"Student borrowers who are defrauded by predatory colleges should have access to timely and meaningful debt relief,” said Chairman Scott. “But under Secretary DeVos’s rewrite of the Borrower Defense rule, an overwhelming majority of defrauded borrowers would be denied the relief they deserve—leaving them with mountains of debt and a worthless degree. Today, a bipartisan coalition in the Senate agreed that this rule must be repealed. While reversing this harmful proposal is an important first step, ultimately there is only one clear way to stop the Department from weakening consumer protections in higher education: We must pass a comprehensive reauthorization of the Higher Education Act that protects students and taxpayers.
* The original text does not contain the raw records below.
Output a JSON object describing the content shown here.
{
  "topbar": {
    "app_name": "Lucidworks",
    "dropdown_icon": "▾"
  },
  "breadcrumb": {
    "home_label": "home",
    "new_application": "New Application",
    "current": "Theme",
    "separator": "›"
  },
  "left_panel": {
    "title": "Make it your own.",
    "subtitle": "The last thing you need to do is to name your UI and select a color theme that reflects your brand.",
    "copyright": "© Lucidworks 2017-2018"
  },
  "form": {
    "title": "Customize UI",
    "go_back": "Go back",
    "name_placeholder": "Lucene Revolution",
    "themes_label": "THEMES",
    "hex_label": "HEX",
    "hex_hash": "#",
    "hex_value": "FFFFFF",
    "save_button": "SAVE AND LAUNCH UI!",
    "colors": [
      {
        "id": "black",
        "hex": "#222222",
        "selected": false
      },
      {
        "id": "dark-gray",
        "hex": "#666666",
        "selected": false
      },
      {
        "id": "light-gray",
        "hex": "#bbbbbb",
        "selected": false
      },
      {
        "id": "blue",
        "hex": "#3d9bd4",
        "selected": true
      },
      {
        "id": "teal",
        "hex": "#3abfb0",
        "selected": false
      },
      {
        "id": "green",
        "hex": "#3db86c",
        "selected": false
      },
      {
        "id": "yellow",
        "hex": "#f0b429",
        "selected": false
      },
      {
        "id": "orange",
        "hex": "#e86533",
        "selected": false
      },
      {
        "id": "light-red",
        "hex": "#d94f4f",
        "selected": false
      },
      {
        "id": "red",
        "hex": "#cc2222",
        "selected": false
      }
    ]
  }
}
The College Affordability Act is a comprehensive overhaul of our higher education system that cracks down on low-quality, predatory schools and restores Obama-era protections for students and taxpayers. This administration is failing to provide defrauded students necessary relief, and it’s Congress’ responsibility to stand up for their interests.”
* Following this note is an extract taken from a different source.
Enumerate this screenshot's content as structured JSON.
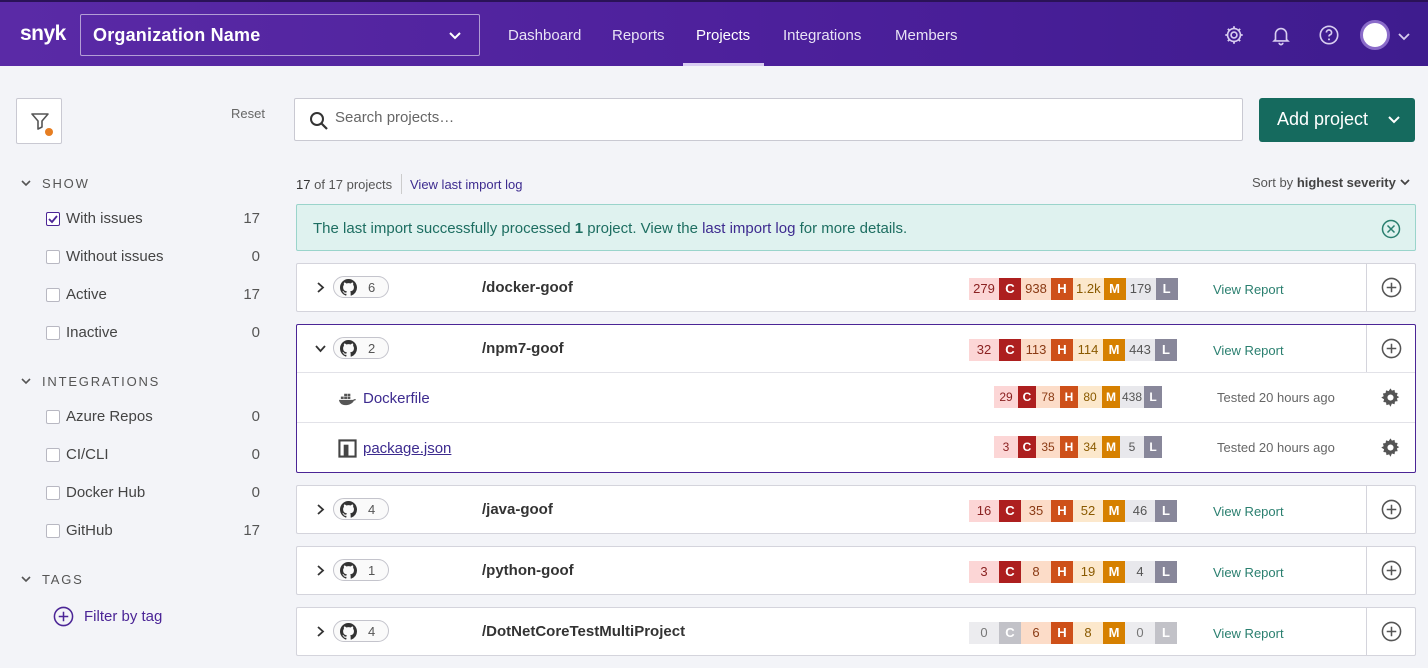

BACKGROUND: Video of a press conference following today’s vote with Rep. Lee and Sen. Durbin is available here.
In September 2019, Durbin introduced the Senate version of the CRA (S.J.Res. 56) and the House of Representatives voted on a bipartisan basis in January to pass its version of the measure, H.J.Res. 76, introduced by Rep. Lee.
The resolutions were supported by a number of organizations, including veterans’ organizations such as The American Legion.
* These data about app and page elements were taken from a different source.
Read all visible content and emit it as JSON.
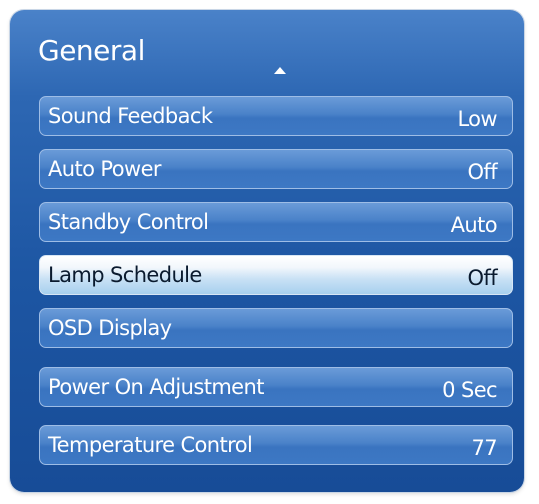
{
  "menu": {
    "title": "General",
    "scroll_up_icon": "up-arrow-icon",
    "items": [
      {
        "label": "Sound Feedback",
        "value": "Low"
      },
      {
        "label": "Auto Power",
        "value": "Off"
      },
      {
        "label": "Standby Control",
        "value": "Auto"
      },
      {
        "label": "Lamp Schedule",
        "value": "Off",
        "selected": true
      },
      {
        "label": "OSD Display",
        "value": ""
      },
      {
        "label": "Power On Adjustment",
        "value": "0 Sec"
      },
      {
        "label": "Temperature Control",
        "value": "77"
      }
    ]
  },
  "colors": {
    "panel_blue": "#1d56a3",
    "item_blue": "#4a82c9",
    "selected_highlight": "#c9e1f5"
  }
}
The 2019 borrower defense rule makes it almost impossible for borrowers who are defrauded by their school or harmed by their school’s closure to receive the relief to which they are entitled, and which Congress intended, under the Higher Education Act (HEA). According to an analysis by The Institute for College Access and Success, the DeVos borrower defense rule will cancel just three percent of all loans associated with misconduct.
CRA resolutions of disapproval allow Congress to overturn regulatory actions of federal agencies with a simple majority vote in both chambers.
History of the Borrower Defense Rule
In 1992, Congress added a provision, known as borrower defense, to the Higher Education Act to give borrowers a legal right to discharge their federal student loans due to misconduct by their institution. In 1995, the Department of Education, at the direction of Congress, promulgated a final rule establishing the criteria for borrowers to receive a borrower defense discharge. The authority was rarely used until the major collapse of predatory for-profit Corinthian Colleges.
As a result of this collapse which left an estimated 350,000 students with worthless degrees and fraudulent student debt, the Department began receiving a flood of borrower defense claims from Corinthian and other students—largely from for-profit colleges. Facing a flood of defrauded borrowers seeking discharges, the Obama Department announced it would enter a negotiated rulemaking to update its 1995 borrower defense rule because it “provided little detail on how borrowers could submit, and how the Department would adjudicate claims.”
In October 2016, the Department issued its final borrower defense rule—estimated to provide $17 billion in relief to students harmed by school misconduct and abrupt school closures. Upon taking office, Secretary DeVos delayed implementation of the 2016 rule—delays which a federal judge eventually found to be illegal, and announced an effort to rewrite the rule. In the meantime, the Department has more than 227,000 pending claims from students waiting for relief and, as of December 10, 2019, the Department has not discharged a single borrower defense claim in 18 months.